Pollution Tied to Heart Attacks – Could Hispanics Be at Risk?


The polluted air we breathe could be leading to more heart attacks. It’s especially troubling for Latinos, who already have a higher tendency to asthma.
VOXXI reports that, “Individuals with peak exposure to air pollutants, such as those emitted by cars and factories, have a 5 percent increased risk for heart attacks, indicates research from Rice University. While men, non-Hispanic blacks and people older than age 65 had the highest risk factors in the data, Hispanics may actually be at increased risk with already high cardiovascular disease rates and being more likely to live in polluted areas.”

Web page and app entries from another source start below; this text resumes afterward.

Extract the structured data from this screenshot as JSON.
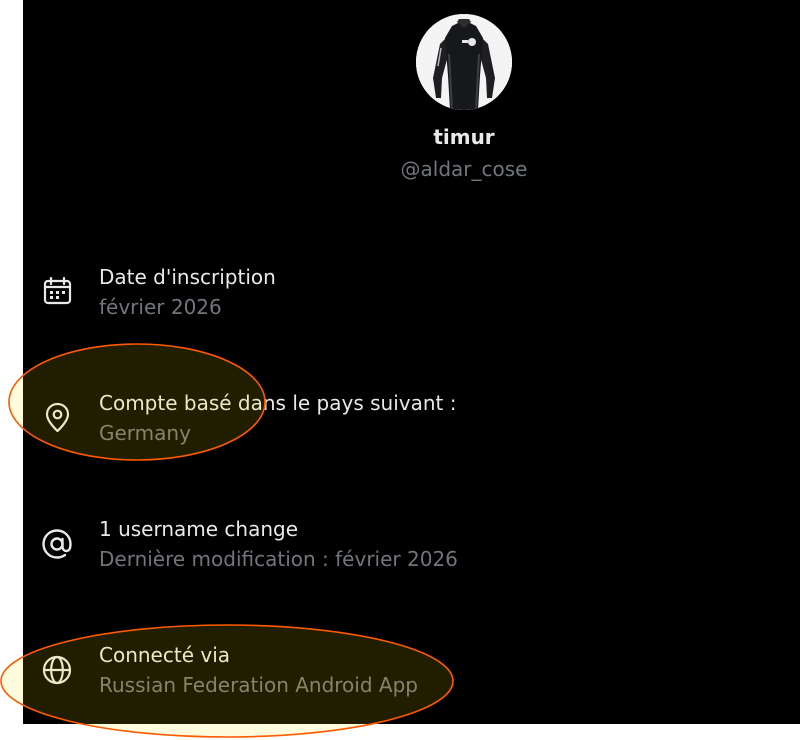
{
  "profile": {
    "display_name": "timur",
    "handle": "@aldar_cose",
    "avatar_icon": "wetsuit-avatar-image"
  },
  "rows": [
    {
      "icon": "calendar-icon",
      "title": "Date d'inscription",
      "subtitle": "février 2026"
    },
    {
      "icon": "location-pin-icon",
      "title": "Compte basé dans le pays suivant :",
      "subtitle": "Germany"
    },
    {
      "icon": "at-sign-icon",
      "title": "1 username change",
      "subtitle": "Dernière modification : février 2026"
    },
    {
      "icon": "globe-icon",
      "title": "Connecté via",
      "subtitle": "Russian Federation Android App"
    }
  ],
  "colors": {
    "background": "#000000",
    "primary_text": "#e7e9ea",
    "secondary_text": "#71767b",
    "highlight_stroke": "#ff5a00"
  }
}
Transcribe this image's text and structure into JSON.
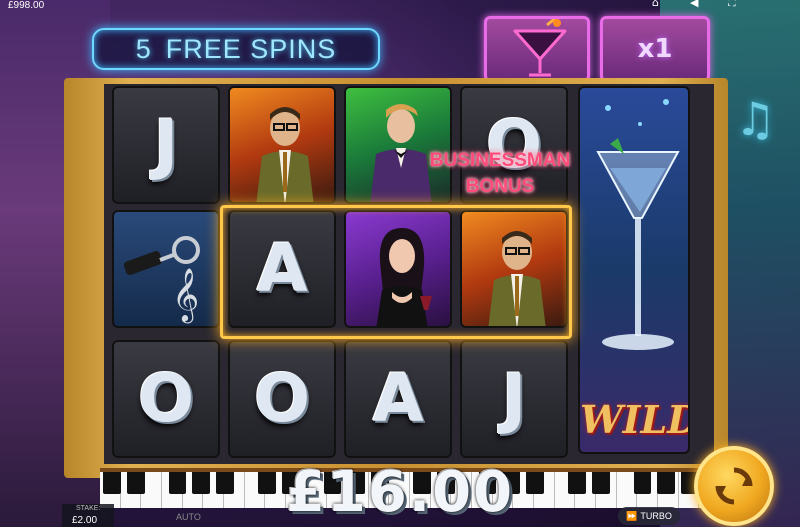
{
  "header": {
    "balance": "£998.00",
    "icons": [
      "home-icon",
      "sound-icon",
      "fullscreen-icon"
    ]
  },
  "free_spins": {
    "count": "5",
    "label": "FREE SPINS"
  },
  "multiplier": "x1",
  "bonus_label": {
    "line1": "BUSINESSMAN",
    "line2": "BONUS"
  },
  "reels": [
    [
      "J",
      "car-keys-treble-clef",
      "O"
    ],
    [
      "businessman-portrait",
      "A",
      "O"
    ],
    [
      "bellhop-portrait",
      "singer-portrait",
      "A"
    ],
    [
      "O",
      "businessman-portrait",
      "J"
    ]
  ],
  "wild": {
    "label": "WILD",
    "symbol": "martini-glass"
  },
  "win_amount": "£16.00",
  "footer": {
    "stake_label": "STAKE:",
    "stake_value": "£2.00",
    "auto_label": "AUTO",
    "turbo_label": "TURBO"
  },
  "colors": {
    "neon_blue": "#6fd8ff",
    "neon_pink": "#e86be8",
    "highlight_gold": "#ffc84a",
    "bonus_red": "#ff4a7a",
    "wild_gold": "#f0c060"
  }
}
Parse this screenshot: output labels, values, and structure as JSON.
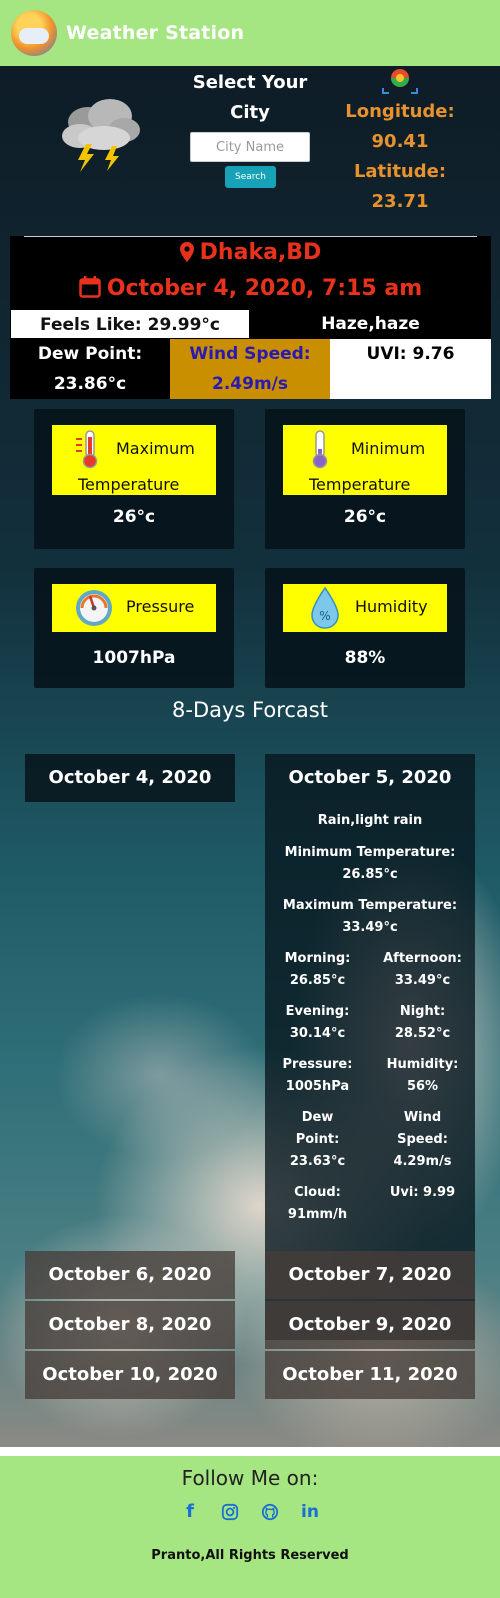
{
  "header": {
    "title": "Weather Station",
    "logo_icon": "weather-logo-icon"
  },
  "search": {
    "title_line1": "Select Your",
    "title_line2": "City",
    "placeholder": "City Name",
    "button_label": "Search"
  },
  "coords": {
    "longitude_label": "Longitude:",
    "longitude_value": "90.41",
    "latitude_label": "Latitude:",
    "latitude_value": "23.71"
  },
  "current": {
    "location": "Dhaka,BD",
    "datetime": "October 4, 2020, 7:15 am",
    "feels_like": "Feels Like: 29.99°c",
    "condition": "Haze,haze",
    "dew_label": "Dew Point:",
    "dew_value": "23.86°c",
    "wind_label": "Wind Speed:",
    "wind_value": "2.49m/s",
    "uvi": "UVI: 9.76"
  },
  "stats": {
    "max_label1": "Maximum",
    "max_label2": "Temperature",
    "max_value": "26°c",
    "min_label1": "Minimum",
    "min_label2": "Temperature",
    "min_value": "26°c",
    "pressure_label": "Pressure",
    "pressure_value": "1007hPa",
    "humidity_label": "Humidity",
    "humidity_value": "88%"
  },
  "forecast": {
    "title": "8-Days Forcast",
    "days": [
      "October 4, 2020",
      "October 5, 2020",
      "October 6, 2020",
      "October 7, 2020",
      "October 8, 2020",
      "October 9, 2020",
      "October 10, 2020",
      "October 11, 2020"
    ],
    "detail": {
      "condition": "Rain,light rain",
      "min_label": "Minimum Temperature:",
      "min_value": "26.85°c",
      "max_label": "Maximum Temperature:",
      "max_value": "33.49°c",
      "morning_label": "Morning:",
      "morning_value": "26.85°c",
      "afternoon_label": "Afternoon:",
      "afternoon_value": "33.49°c",
      "evening_label": "Evening:",
      "evening_value": "30.14°c",
      "night_label": "Night:",
      "night_value": "28.52°c",
      "pressure_label": "Pressure:",
      "pressure_value": "1005hPa",
      "humidity_label": "Humidity:",
      "humidity_value": "56%",
      "dew_label1": "Dew",
      "dew_label2": "Point:",
      "dew_value": "23.63°c",
      "wind_label1": "Wind",
      "wind_label2": "Speed:",
      "wind_value": "4.29m/s",
      "cloud_label": "Cloud:",
      "cloud_value": "91mm/h",
      "uvi": "Uvi: 9.99"
    }
  },
  "footer": {
    "follow": "Follow Me on:",
    "socials": [
      "facebook-icon",
      "instagram-icon",
      "github-icon",
      "linkedin-icon"
    ],
    "rights": "Pranto,All Rights Reserved"
  },
  "colors": {
    "brand_green": "#a5e682",
    "location_red": "#e8321c",
    "coords_orange": "#e8922e",
    "wind_bg": "#c98f00",
    "pill_yellow": "#ffff00",
    "search_button": "#17a2b8"
  }
}
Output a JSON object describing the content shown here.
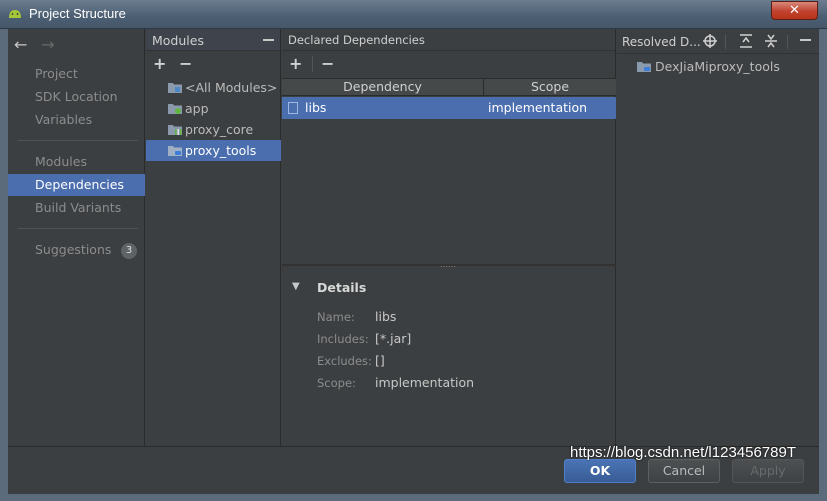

The study was conducted on residents in Houston, Texas and revealed that exposure to air pollutants for as little as two days greatly increases a person’s risk of heart attacks. Individuals living in poorer urban areas, especially Latinos, are at an increased risk. Travel to heavily polluted areas could also increase the risk.
“We already have higher rates of asthma than others in our country because Latinos live in poor communities where there are lots of air pollutants, but especially we are looking at smog and ozone,” said Elena Rios, president and CEO of National Hispanic Medical Association back in 2011. At that time, the National Resources Defense Council (NRDC), National Latino Coalition on Climate Change, the Center for American Progress and the National Wildlife Federation joined forces to bring about awareness regarding the risk of pollution exposure for Latinos.
Latinos have a higher incidence of asthma suffering in comparison to non Latinos.  Pollutants are certainly unavoidable, and the increased risk of a heart attack is all the more troubling.
“While the Rice University data found an overall increase in heart attack risk for all people exposed to smog, Hispanics were not specifically named in the study data as a high-risk group. It is not known if the Houston-specific study found a higher prevalence of cardiac arrest among men, non-Hispanic blacks and the elderly due to unique population densities or due to outstanding health factors already predisposing those groups to heart disease,” Voxxi reported.